lately though, i've noticed online that there are many situations to induce a bluff out of a reckless opponent (of which there are certainly MANY online) when you have just a semi-strong hand. last night i observed the following hand in a $1-$2 NLH game on full tilt:
player A was a reckless maniac on the big blind. the kind of player who makes huge bets at unreasonable pots, playing hyper-aggressively. he had shown little ability to slow himself down. he had about $150 in front of him. player B seemed to me to be a solid player who was making good decisions and playing tightly. he was on the button and had about $250.
all the players folded around to player B, who raised to $6. a standard play from the button, he really could be raising with many hands. even for a player as tight as he was, i could imagine a raise with any decent ace, KQ, JT, etc. and any pair larger than 66. (it turned out that he had AcTc)
player A was the only caller. as i noted, being a maniac means that he would defend his blind with a call with really any hand. he would re-raise with most any decent pair or overcards (maybe even all-in), because (of course) he is a maniac. also, player B could be fairly certain that the maniac would throw out a huge overbet of the pot after the flop no matter what. it turned out that he had 8h5h. it's important to note right here that defending his blind with a hand like this is really not all THAT unreasonable, even against a tight player on the button. it's very likely that he has two live cards and the pot is laying him better than 2:1. what he did next, though, IS unreasonable.

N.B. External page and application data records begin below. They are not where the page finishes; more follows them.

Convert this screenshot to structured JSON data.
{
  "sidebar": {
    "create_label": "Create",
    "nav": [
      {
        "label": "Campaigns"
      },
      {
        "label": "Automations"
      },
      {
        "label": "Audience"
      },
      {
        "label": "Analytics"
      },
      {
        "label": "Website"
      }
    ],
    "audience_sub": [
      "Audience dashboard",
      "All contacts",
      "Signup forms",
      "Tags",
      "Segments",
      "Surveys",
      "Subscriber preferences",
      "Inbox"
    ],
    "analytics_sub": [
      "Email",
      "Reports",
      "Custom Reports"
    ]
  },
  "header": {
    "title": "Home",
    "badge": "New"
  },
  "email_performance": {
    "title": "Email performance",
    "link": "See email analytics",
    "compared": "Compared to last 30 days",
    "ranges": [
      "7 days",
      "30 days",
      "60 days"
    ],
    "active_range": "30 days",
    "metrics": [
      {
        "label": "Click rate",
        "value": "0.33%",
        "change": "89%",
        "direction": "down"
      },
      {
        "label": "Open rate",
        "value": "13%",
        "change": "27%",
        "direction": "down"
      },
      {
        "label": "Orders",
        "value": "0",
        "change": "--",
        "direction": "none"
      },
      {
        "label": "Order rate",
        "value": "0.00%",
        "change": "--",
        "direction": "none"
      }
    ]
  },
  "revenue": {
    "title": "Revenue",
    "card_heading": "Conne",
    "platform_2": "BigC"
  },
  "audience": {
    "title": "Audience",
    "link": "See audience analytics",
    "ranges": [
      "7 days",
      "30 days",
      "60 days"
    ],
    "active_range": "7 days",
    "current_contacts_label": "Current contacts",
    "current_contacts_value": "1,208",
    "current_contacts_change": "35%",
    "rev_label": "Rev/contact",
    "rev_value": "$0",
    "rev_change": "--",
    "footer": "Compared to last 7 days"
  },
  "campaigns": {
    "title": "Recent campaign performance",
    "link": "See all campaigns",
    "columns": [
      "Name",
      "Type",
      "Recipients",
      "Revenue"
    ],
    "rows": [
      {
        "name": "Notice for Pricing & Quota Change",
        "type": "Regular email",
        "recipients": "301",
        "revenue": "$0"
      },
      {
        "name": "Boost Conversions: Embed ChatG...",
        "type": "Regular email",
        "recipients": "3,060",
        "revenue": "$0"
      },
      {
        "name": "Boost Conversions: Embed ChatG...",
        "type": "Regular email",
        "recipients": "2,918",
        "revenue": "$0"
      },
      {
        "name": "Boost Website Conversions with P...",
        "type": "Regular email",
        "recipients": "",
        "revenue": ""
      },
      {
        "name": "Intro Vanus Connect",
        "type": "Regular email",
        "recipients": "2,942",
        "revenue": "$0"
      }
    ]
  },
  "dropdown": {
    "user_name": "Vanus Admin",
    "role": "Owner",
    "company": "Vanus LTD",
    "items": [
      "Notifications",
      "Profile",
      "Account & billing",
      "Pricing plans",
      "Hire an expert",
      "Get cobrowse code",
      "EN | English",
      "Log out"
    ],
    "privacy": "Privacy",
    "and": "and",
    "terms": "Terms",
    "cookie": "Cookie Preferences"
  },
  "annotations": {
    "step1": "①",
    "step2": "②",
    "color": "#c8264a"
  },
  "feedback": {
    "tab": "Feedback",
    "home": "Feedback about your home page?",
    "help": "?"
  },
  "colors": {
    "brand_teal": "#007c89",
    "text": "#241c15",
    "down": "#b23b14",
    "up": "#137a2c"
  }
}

the flop came AsKs2c, and player A immediately bet out $27. now leading out with a $27 bet into a $13 pot should really never happen. against hands that can't call, a $10-$13 bet would accomplish the same thing. against hands that can call or raise, you're just giving away money. it's also idiotic because the flop hit so many hands that player B could have.
now the natural reaction if i was player B, would be to raise. the only hands that i could imagine the maniac having to beat me right now are A2, 22, and K2, none of which he would bet that way. considering that information against the flush draw on board, i would be inclined to raise.
but there are a couple of factors to weigh here:
- if he has a flush draw, he's a maniac and will either call without pot odds or re-raise all-in, putting me at a tricky decision. and while the odds would probably dictate a call, who likes to gamble against a flush draw? against a maniac you can still make a lot of money (on this hand or later hands)
- there are lots of hands much worse than mine that he would fold or re-raise all-in with.
when you add all of these things up, it makes a lot of sense to just call and control the pot size. it also adds some deception to your hand. this is exactly what player B did.
on the turn, the 3h came off the deck. and player A checked. now here's where player B induced the bluff. after calling on the flop, he checks behind on the turn. a normal player would probably then put player B (as a tight player) on a weak ace hoping to check the pot down, but certainly willing to call a maniac. the maniac sees this as a chance to rip at the pot. and when the 6c falls on the river, player A puts in an overbet of $100. player B makes a relatively easy call, given the action and has successfully induced a ridiculous bluff by the maniac.
now i don't know whether this method of inducing bluffs is really the correct way to play. the majority of the time i would prefer to raise on the flop and take the pot down with a hand like AT. but it certainly turned out to be the perfect play for player B in this particular hand and it deserves some thinking over. instead of gambling with the maniac, he was able to control the size of the pot until he was fairly certain he had the best hand and induce a bluff out of the maniac player with no outs. that sounds like a pretty good way to play poker to me...